A computer’s operating system is the vital component that enables the device’s hardware and software resources to function as one. But when the system is compromised by malware or a computer v ...View Article
You are using an outdated browser. Please upgrade your browser to improve your experience.
This Mineral Mends Your DNA
Every hour of the day, your cells are under attack. Normally, this is ok because your cells have a built-in DNA repair system that fixes any damage. But when your cells are undernourished, they can lose the ability to repair themselves. And that’s bad news.
Part of the reason for the explosion of cancer in modern times is because we’re not repairing our DNA. Our bodies aren’t getting enough of the nutrients we need to make this process work.
But you can help protect yourself with a simple mineral. I’m talking about zinc.
Zinc helps prevent – and reverse – this damage to your DNA. Studies show that zinc and zinc-containing proteins are some of the most important factors in repairing DNA breaks.1,2
And a study by the Linus Pauling Institute at Oregon State University shows that supplementing with zinc reverses cell damage.3
Add this latest finding to zinc’s list of health benefits:
I see patients that have dangerously low levels of zinc all the time. As many as 40 percent of older people in the U.S. are deficient.4
That’s a shame because it’s easy to get the zinc you need for healthy cells. Zinc is in many foods we eat. Some good food sources of zinc are:5
Your body absorbs about 40% of the zinc in your food. But you still want to eat foods with zinc because it will enter your body in its natural form. And that means it will bring with it all the trace minerals, enzymes, and co-factors that make it work so well in nature.
How much zinc do you need every day? If you go by the U.S. government’s recommended daily intake (RDI), you would only get a tiny amount: 8 mg a day for women and 11 mg per day for men. Even the most of the popular multivitamins you can buy only have 15 mg of zinc in them.
The problem with going by the RDI is that those amounts were established to make sure people got the bare minimum of a nutrient to prevent a dietary deficiency. The RDI has nothing to do with how much of something you should get for optimum health.
At the very least, you need three times the RDI, and twice as much as the average store-bought multivitamin gives you.
I recommend 30 mg a day of zinc if you’re currently healthy. You might need a little more depending on your activities and health. For example for athletes, pregnant women and prostate protection, I recommend 100 mg a day.
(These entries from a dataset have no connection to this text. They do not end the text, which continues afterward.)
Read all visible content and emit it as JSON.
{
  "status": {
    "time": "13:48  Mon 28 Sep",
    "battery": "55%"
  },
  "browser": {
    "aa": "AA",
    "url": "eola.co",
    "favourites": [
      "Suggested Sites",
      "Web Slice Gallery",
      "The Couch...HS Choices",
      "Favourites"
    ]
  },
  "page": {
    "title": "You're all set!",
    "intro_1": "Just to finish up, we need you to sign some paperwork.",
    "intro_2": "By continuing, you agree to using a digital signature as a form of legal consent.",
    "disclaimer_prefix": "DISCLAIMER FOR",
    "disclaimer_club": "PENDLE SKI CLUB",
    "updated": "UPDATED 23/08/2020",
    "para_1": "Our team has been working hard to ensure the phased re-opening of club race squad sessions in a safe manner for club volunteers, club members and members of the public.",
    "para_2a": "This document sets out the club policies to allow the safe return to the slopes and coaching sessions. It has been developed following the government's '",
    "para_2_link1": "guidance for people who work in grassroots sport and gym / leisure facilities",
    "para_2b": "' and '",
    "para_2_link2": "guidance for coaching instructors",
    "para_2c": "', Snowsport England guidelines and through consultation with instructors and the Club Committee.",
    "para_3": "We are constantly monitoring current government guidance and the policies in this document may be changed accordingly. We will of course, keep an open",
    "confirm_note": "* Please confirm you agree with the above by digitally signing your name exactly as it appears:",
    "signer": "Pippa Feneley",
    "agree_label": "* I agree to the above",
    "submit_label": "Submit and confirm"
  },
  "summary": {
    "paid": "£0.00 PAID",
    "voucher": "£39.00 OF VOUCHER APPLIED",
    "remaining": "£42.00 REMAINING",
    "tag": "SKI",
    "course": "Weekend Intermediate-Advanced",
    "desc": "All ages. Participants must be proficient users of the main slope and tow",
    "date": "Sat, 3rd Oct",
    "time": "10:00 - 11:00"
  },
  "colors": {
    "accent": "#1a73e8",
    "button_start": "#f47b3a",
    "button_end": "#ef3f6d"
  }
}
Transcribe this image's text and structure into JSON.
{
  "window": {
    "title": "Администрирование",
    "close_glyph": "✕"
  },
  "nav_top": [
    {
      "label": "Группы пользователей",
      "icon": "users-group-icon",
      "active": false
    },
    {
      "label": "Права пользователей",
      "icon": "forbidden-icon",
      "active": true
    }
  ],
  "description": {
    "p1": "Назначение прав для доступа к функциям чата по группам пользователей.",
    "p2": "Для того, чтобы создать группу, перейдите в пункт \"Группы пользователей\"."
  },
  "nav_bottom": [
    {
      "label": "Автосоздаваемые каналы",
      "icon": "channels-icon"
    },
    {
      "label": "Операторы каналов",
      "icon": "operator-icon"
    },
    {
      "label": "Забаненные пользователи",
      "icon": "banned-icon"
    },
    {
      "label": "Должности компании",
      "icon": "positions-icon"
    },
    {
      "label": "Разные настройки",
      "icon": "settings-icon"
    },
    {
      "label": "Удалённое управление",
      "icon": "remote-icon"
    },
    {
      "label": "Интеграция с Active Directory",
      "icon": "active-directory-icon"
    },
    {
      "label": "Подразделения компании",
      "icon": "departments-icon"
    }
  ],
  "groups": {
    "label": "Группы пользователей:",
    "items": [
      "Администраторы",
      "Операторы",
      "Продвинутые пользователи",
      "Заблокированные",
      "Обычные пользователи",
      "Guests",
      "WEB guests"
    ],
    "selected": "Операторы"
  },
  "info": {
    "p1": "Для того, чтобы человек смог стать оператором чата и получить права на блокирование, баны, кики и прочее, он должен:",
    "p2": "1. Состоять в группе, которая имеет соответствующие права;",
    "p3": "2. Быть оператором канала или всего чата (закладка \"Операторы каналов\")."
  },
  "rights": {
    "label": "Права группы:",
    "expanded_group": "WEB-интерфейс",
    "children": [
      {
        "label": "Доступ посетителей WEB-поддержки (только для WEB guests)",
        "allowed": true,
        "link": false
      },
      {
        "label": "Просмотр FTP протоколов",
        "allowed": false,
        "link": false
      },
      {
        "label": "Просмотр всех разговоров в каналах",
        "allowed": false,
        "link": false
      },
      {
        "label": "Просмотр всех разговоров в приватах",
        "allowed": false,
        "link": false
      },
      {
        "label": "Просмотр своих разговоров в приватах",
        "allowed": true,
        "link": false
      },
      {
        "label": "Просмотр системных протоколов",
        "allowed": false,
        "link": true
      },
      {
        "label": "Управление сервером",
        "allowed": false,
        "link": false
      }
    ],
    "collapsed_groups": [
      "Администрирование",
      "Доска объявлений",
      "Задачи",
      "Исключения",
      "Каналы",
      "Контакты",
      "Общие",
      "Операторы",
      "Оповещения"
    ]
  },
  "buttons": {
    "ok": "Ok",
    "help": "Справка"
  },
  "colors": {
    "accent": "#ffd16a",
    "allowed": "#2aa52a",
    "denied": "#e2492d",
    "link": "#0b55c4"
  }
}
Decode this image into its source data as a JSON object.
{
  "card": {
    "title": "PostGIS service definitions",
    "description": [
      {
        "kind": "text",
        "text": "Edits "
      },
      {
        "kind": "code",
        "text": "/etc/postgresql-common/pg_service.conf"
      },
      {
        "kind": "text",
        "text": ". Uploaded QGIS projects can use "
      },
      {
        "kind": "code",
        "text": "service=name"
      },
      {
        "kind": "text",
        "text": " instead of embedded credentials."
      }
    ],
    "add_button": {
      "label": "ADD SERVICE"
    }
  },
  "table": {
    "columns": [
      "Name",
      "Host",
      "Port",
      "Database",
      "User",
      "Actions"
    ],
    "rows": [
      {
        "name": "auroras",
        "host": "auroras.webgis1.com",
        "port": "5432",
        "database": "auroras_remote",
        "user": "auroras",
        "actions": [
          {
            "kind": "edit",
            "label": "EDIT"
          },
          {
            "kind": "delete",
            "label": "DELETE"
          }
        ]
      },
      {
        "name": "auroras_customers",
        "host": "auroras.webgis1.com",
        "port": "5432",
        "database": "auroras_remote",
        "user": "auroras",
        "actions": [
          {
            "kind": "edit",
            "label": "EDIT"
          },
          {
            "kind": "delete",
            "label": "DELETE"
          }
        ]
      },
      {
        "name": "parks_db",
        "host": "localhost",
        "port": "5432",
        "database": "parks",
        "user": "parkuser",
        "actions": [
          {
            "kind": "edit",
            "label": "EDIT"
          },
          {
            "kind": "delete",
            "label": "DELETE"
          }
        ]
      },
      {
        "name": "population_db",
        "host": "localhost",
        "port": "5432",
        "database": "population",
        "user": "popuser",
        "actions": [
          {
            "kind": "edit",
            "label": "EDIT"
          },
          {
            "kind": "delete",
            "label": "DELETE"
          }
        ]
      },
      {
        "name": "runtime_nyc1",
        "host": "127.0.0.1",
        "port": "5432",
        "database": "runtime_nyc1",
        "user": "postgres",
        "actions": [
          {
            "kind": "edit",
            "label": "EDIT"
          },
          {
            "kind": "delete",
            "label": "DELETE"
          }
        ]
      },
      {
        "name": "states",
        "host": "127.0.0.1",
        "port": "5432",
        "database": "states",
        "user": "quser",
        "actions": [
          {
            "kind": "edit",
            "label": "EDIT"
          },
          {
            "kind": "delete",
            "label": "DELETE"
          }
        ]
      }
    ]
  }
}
Also, it’s very important to stay away from high fructose corn syrup. Ingesting a lot of this sugar causes deficiencies in almost all of your important minerals including iron, calcium, magnesium and zinc.
Thanks to Dr. Sears for this information!
Al Sears, MD
This is intended as information only and not to diagnose or treat